- AIM OF THE TASK:
Copy each line below holding "title".

- Website and app data records:
□ □ □ □ □

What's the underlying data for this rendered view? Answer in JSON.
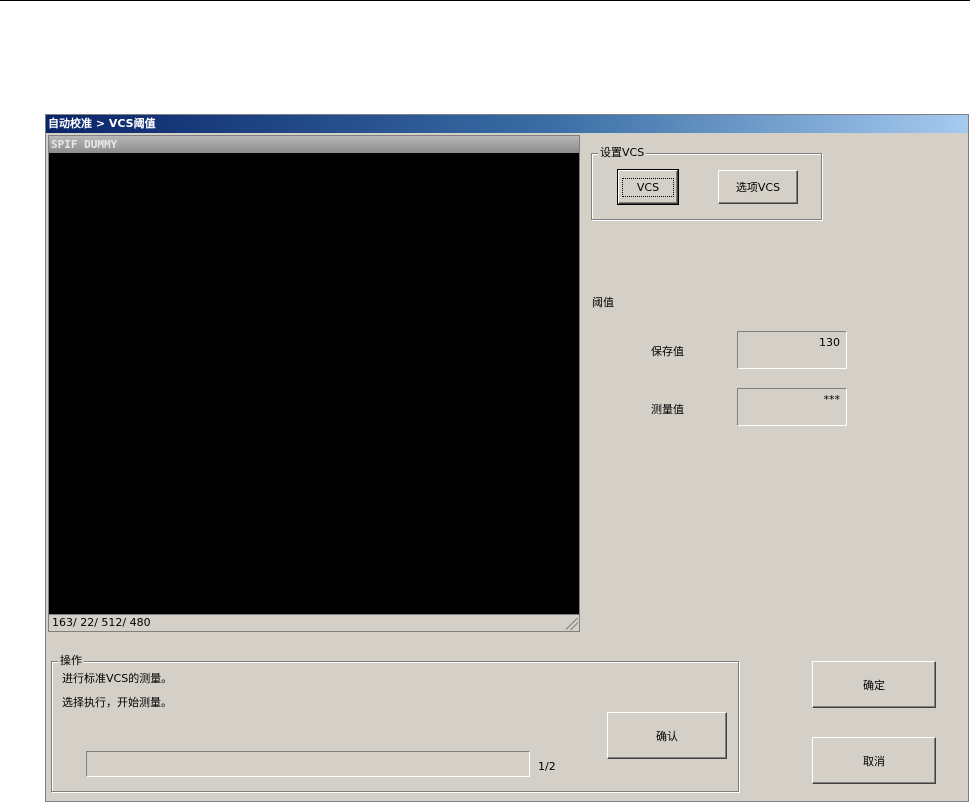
{
  "window": {
    "title": "自动校准 > VCS阈值"
  },
  "video": {
    "header": "SPIF DUMMY",
    "status": "163/ 22/ 512/ 480"
  },
  "vcs_group": {
    "label": "设置VCS",
    "vcs_button": "VCS",
    "option_vcs_button": "选项VCS"
  },
  "threshold": {
    "title": "阈值",
    "saved_label": "保存值",
    "saved_value": "130",
    "measured_label": "测量值",
    "measured_value": "***"
  },
  "operation": {
    "label": "操作",
    "line1": "进行标准VCS的测量。",
    "line2": "选择执行，开始测量。",
    "step": "1/2",
    "confirm_button": "确认",
    "progress": 0
  },
  "buttons": {
    "ok": "确定",
    "cancel": "取消"
  }
}
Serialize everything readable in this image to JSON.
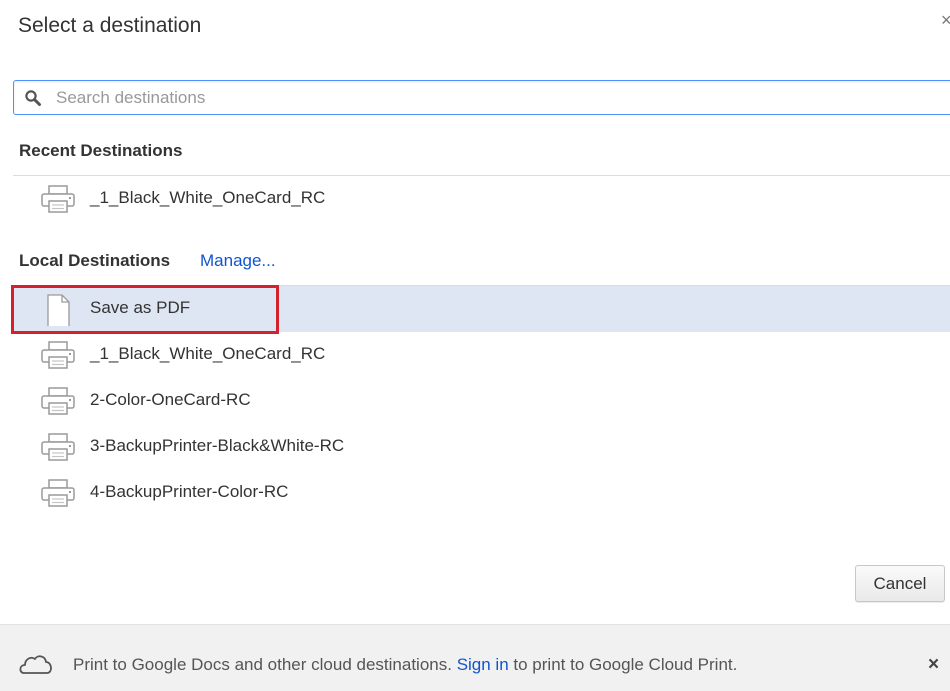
{
  "dialog": {
    "title": "Select a destination",
    "close_glyph": "×"
  },
  "search": {
    "placeholder": "Search destinations",
    "value": "",
    "icon": "search-icon"
  },
  "recent": {
    "header": "Recent Destinations",
    "items": [
      {
        "label": "_1_Black_White_OneCard_RC",
        "icon": "printer-icon"
      }
    ]
  },
  "local": {
    "header": "Local Destinations",
    "manage_label": "Manage...",
    "items": [
      {
        "label": "Save as PDF",
        "icon": "document-icon",
        "selected": true
      },
      {
        "label": "_1_Black_White_OneCard_RC",
        "icon": "printer-icon"
      },
      {
        "label": "2-Color-OneCard-RC",
        "icon": "printer-icon"
      },
      {
        "label": "3-BackupPrinter-Black&White-RC",
        "icon": "printer-icon"
      },
      {
        "label": "4-BackupPrinter-Color-RC",
        "icon": "printer-icon"
      }
    ]
  },
  "buttons": {
    "cancel_label": "Cancel"
  },
  "footer": {
    "text_before": "Print to Google Docs and other cloud destinations.",
    "signin_label": "Sign in",
    "text_after": "to print to Google Cloud Print.",
    "close_glyph": "×",
    "icon": "cloud-icon"
  },
  "colors": {
    "link": "#1155cc",
    "selected_row": "#dfe6f3",
    "highlight_border": "#d3212d",
    "search_focus": "#4d90fe"
  }
}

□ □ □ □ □

- WRITTEN SOLUTION:
    "title": "自动校准 > VCS阈值"
    "title": "阈值",
    "title": "Select a destination",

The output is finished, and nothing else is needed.